The Mining and Minerals bill is still in the drafting stage and in that process, all key stakeholders’ representatives have been involved, the Parliamentary Portfolio Committee on Mines and Mining Development is now looking forward to an all stakeholder conference that will broadly incorporate all stakeholders, the Committee chairperson Edmund Mkaratigwa has said.
The Mines bill has of late attracted criticism from different stakeholders in the mining sector who had a feeling that its grafting has produced loopholes around consultation yet the committee is yet to conduct any public consultations.
Bills are drafted by Attorney General’s Office Drafting Section but they are instructed and work hand in glove with the responsible parent Ministry which in this case is the Ministry of Mines and Mining Development on behalf of the Executive. However, because the Bill was returned to Parliament, Parliament has become much involved in supervising the process to ensure issues raised by the President HE Emmerson Dambudzo Mnangagwa are addressed in toto to avoid the previous eventuality.

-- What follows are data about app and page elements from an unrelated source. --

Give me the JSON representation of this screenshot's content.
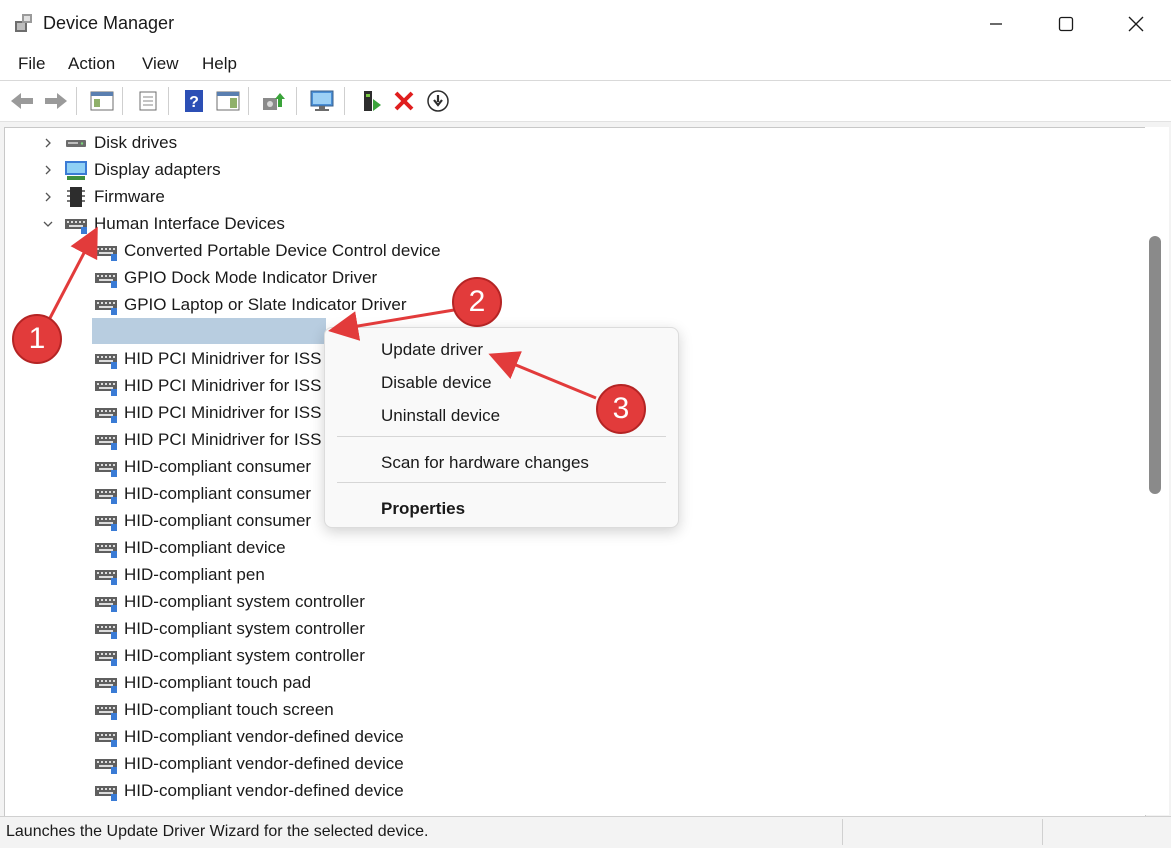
{
  "window": {
    "title": "Device Manager"
  },
  "menu": [
    "File",
    "Action",
    "View",
    "Help"
  ],
  "tree": {
    "categories": [
      {
        "label": "Disk drives",
        "icon": "disk-drive-icon",
        "expanded": false
      },
      {
        "label": "Display adapters",
        "icon": "display-adapter-icon",
        "expanded": false
      },
      {
        "label": "Firmware",
        "icon": "firmware-chip-icon",
        "expanded": false
      },
      {
        "label": "Human Interface Devices",
        "icon": "hid-icon",
        "expanded": true
      }
    ],
    "devices": [
      "Converted Portable Device Control device",
      "GPIO Dock Mode Indicator Driver",
      "GPIO Laptop or Slate Indicator Driver",
      "",
      "HID PCI Minidriver for ISS",
      "HID PCI Minidriver for ISS",
      "HID PCI Minidriver for ISS",
      "HID PCI Minidriver for ISS",
      "HID-compliant consumer",
      "HID-compliant consumer",
      "HID-compliant consumer",
      "HID-compliant device",
      "HID-compliant pen",
      "HID-compliant system controller",
      "HID-compliant system controller",
      "HID-compliant system controller",
      "HID-compliant touch pad",
      "HID-compliant touch screen",
      "HID-compliant vendor-defined device",
      "HID-compliant vendor-defined device",
      "HID-compliant vendor-defined device"
    ]
  },
  "context_menu": {
    "update": "Update driver",
    "disable": "Disable device",
    "uninstall": "Uninstall device",
    "scan": "Scan for hardware changes",
    "properties": "Properties"
  },
  "status": {
    "text": "Launches the Update Driver Wizard for the selected device."
  },
  "annotations": {
    "badge1": "1",
    "badge2": "2",
    "badge3": "3",
    "color": "#e23b3b"
  }
}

Bill drafting is therefore in the domain of the Executive, the Ministry of Mines being the technical parent Ministry on issues of mining while the AG’s Office does the technical legal drafting, as Parliament collaboratively input and supervise efforts to ensure timelines are met.
According to the Parliamentary Portfolio on Mines and Mining Development Chairperson Hon Edmund Mkaratigwa the bill which is still in the grafting stage will be presented to an all stakeholders conference that will largely incorporate all stakeholders whose suggestions will be incorporated into bill after that it goes before the Parliamentary public participation and law-making processes.

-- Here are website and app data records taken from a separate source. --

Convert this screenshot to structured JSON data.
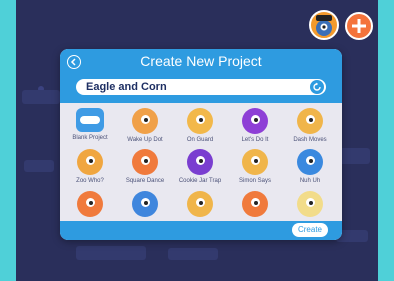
{
  "dialog": {
    "title": "Create New Project",
    "project_name": "Eagle and Corn",
    "create_label": "Create"
  },
  "projects": [
    {
      "label": "Blank Project",
      "icon": "blank-project-icon",
      "color": "#3f9be5"
    },
    {
      "label": "Wake Up Dot",
      "icon": "wake-up-dot-icon",
      "color": "#f0a048"
    },
    {
      "label": "On Guard",
      "icon": "on-guard-icon",
      "color": "#f2b84a"
    },
    {
      "label": "Let's Do It",
      "icon": "lets-do-it-icon",
      "color": "#8e3fd6"
    },
    {
      "label": "Dash Moves",
      "icon": "dash-moves-icon",
      "color": "#f0b54a"
    },
    {
      "label": "Zoo Who?",
      "icon": "zoo-who-icon",
      "color": "#f0a640"
    },
    {
      "label": "Square Dance",
      "icon": "square-dance-icon",
      "color": "#f07a3c"
    },
    {
      "label": "Cookie Jar Trap",
      "icon": "cookie-jar-trap-icon",
      "color": "#7a3ed0"
    },
    {
      "label": "Simon Says",
      "icon": "simon-says-icon",
      "color": "#f0b54a"
    },
    {
      "label": "Nuh Uh",
      "icon": "nuh-uh-icon",
      "color": "#3a89df"
    },
    {
      "label": "",
      "icon": "dot-robot-icon",
      "color": "#f07a3c"
    },
    {
      "label": "",
      "icon": "dash-robot-icon",
      "color": "#3f86dd"
    },
    {
      "label": "",
      "icon": "cowboy-robot-icon",
      "color": "#f0b54a"
    },
    {
      "label": "",
      "icon": "firefighter-robot-icon",
      "color": "#f07a3c"
    },
    {
      "label": "",
      "icon": "yellow-robot-icon",
      "color": "#f2dc8a"
    }
  ],
  "colors": {
    "accent": "#2e9be0",
    "frame": "#4fd0d8",
    "background": "#2a2f5b"
  }
}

“The all key stakeholders conference is coming and we have reiterated to that effect over and over again. No one will be left behind. The misconstrue came about from the fact the Kariba Workshop we had was jointly a result of a petition from ZELA that was calling on Parliament to quickly consider the Bill. We have received many requests for consideration for an invitation to the all stakeholders conference and, we will involve all key stakeholders and, some will also be engaged through the normal parliamentary legislative process.” Hon Mkaratigwa said.
The bill is looking forward to addressing the issue of informal mining in the small-scale sector by trying to regard mining even as artisanal level as a business, hence offering opportunities for growth, development, and formalization of the small-scale and artisanal mining sector.
Mkaratigwa said the bill was going to have a look on private property rights an issue that has created debates and public scrutiny because the subject created disputes and gold leakages due to informal mining which managed to penetrate in the chaos caused by misuse of private properties in mining.
“The main emphasis of the Bill is on private property rights which is the main contentious issue in the sector. Mining disputes have been rampant, environmental sustainability weak, and gold leakages rife as a result of informal mining which is being promoted even further by the thriving violation of land property rights and mining title. In that regard mining even at a small-scale level, will be taken as business hence would offer the opportunity for growth through easier support models.” Said Mkaratigwa.
The Parliamentary Portfolio Committee on Mines and Mining Development Chairperson said the Bill is more of the parent mining law and it will address key aspects in the sector. The indigenization laws which previously bedeviled the mining sector is already amended and value addition which is already a government policy position is a particular issue that will broadly addressed as it is not best to target one aspect when legislating but creating an enabling environment.
“Value Addition is among the broader objectives of the Bill and that is also implied in creating an enabling business environment which this Bill and the New Dispensation, in particular, seeks to attain.
There are various policies and programmes for the promotion of value addition in the country and they are already being rolled out in support of both big and small scale mines, for job creation and, for minerals handling responsibility and accountability, curbing illicit financial flows and underreporting as well as for the unnecessary costs cutting.’’ he said.
SOURCE – miningzimbabwe.com